*Exercise details*
Consider the entries below. Count the lines holding the string "change" and state the number only.

Input data section start

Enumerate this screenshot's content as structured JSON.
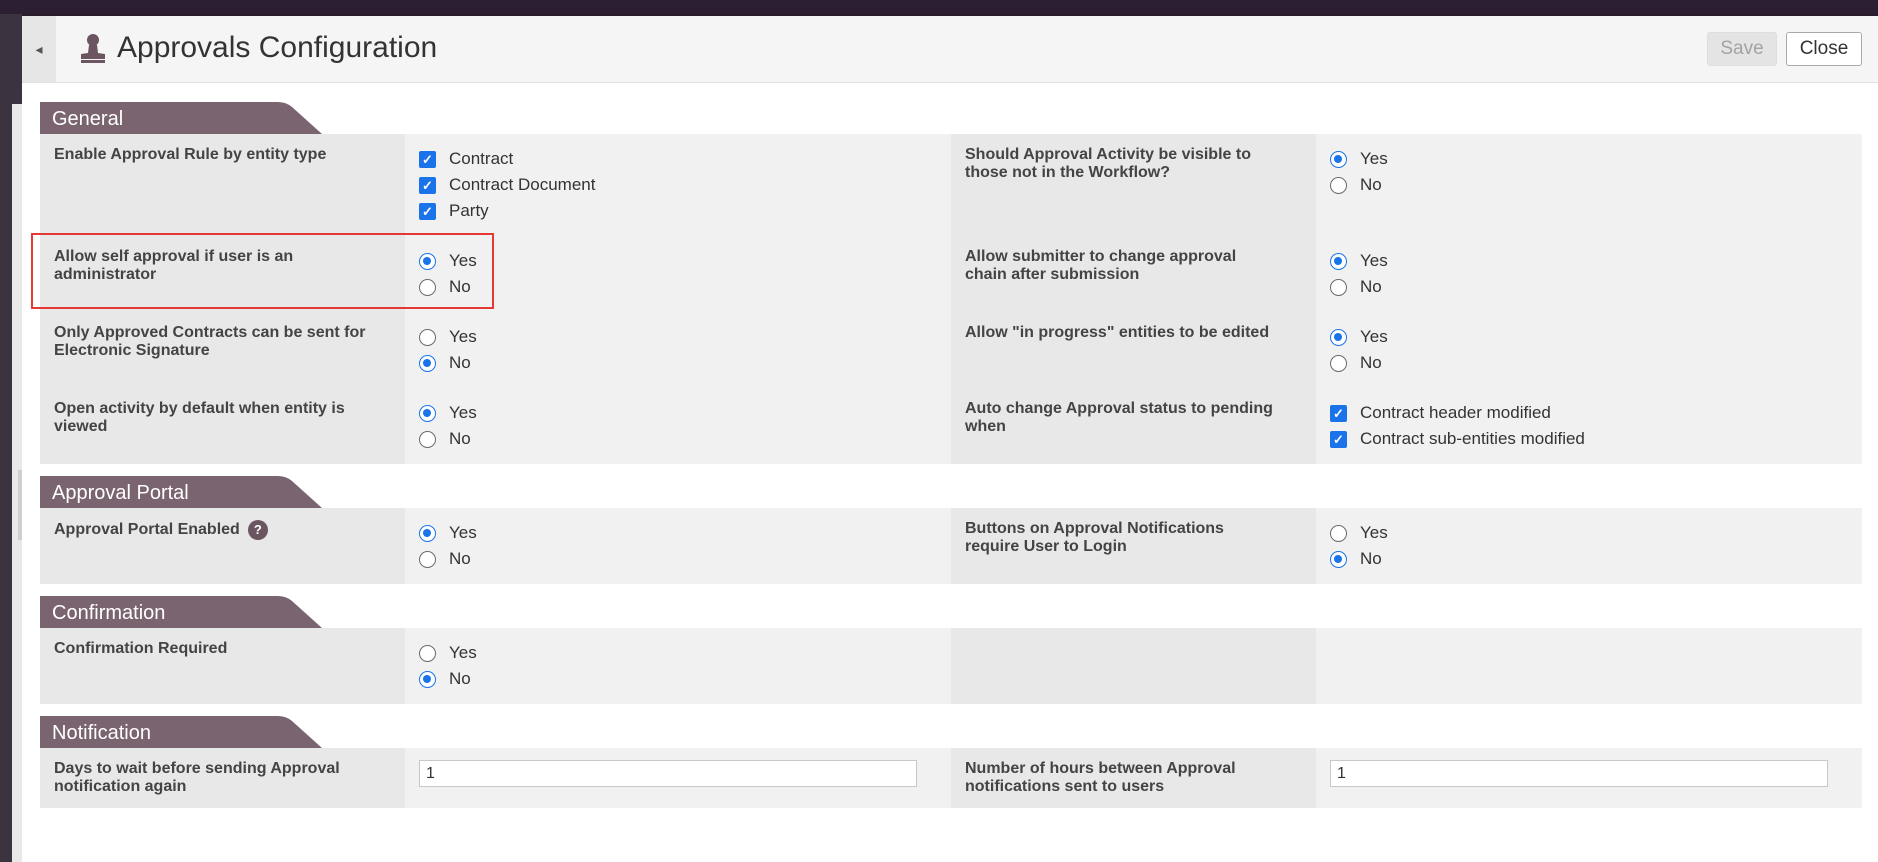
{
  "header": {
    "title": "Approvals Configuration",
    "save_label": "Save",
    "close_label": "Close",
    "icon": "user-stamp-icon"
  },
  "colors": {
    "section_tab": "#7a6470",
    "accent_blue": "#1a73e8",
    "highlight_box": "#e53935"
  },
  "sections": {
    "general": {
      "title": "General",
      "rows": [
        {
          "left_label": "Enable Approval Rule by entity type",
          "left_options": [
            "Contract",
            "Contract Document",
            "Party"
          ],
          "left_checked": [
            true,
            true,
            true
          ],
          "right_label": "Should Approval Activity be visible to those not in the Workflow?",
          "right_options": [
            "Yes",
            "No"
          ],
          "right_selected": "Yes"
        },
        {
          "left_label": "Allow self approval if user is an administrator",
          "left_options": [
            "Yes",
            "No"
          ],
          "left_selected": "Yes",
          "right_label": "Allow submitter to change approval chain after submission",
          "right_options": [
            "Yes",
            "No"
          ],
          "right_selected": "Yes"
        },
        {
          "left_label": "Only Approved Contracts can be sent for Electronic Signature",
          "left_options": [
            "Yes",
            "No"
          ],
          "left_selected": "No",
          "right_label": "Allow \"in progress\" entities to be edited",
          "right_options": [
            "Yes",
            "No"
          ],
          "right_selected": "Yes"
        },
        {
          "left_label": "Open activity by default when entity is viewed",
          "left_options": [
            "Yes",
            "No"
          ],
          "left_selected": "Yes",
          "right_label": "Auto change Approval status to pending when",
          "right_options": [
            "Contract header modified",
            "Contract sub-entities modified"
          ],
          "right_checked": [
            true,
            true
          ]
        }
      ]
    },
    "approval_portal": {
      "title": "Approval Portal",
      "rows": [
        {
          "left_label": "Approval Portal Enabled",
          "left_help": "?",
          "left_options": [
            "Yes",
            "No"
          ],
          "left_selected": "Yes",
          "right_label": "Buttons on Approval Notifications require User to Login",
          "right_options": [
            "Yes",
            "No"
          ],
          "right_selected": "No"
        }
      ]
    },
    "confirmation": {
      "title": "Confirmation",
      "rows": [
        {
          "left_label": "Confirmation Required",
          "left_options": [
            "Yes",
            "No"
          ],
          "left_selected": "No"
        }
      ]
    },
    "notification": {
      "title": "Notification",
      "rows": [
        {
          "left_label": "Days to wait before sending Approval notification again",
          "left_value": "1",
          "right_label": "Number of hours between Approval notifications sent to users",
          "right_value": "1"
        }
      ]
    }
  }
}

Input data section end

*Answer to this exercise*
2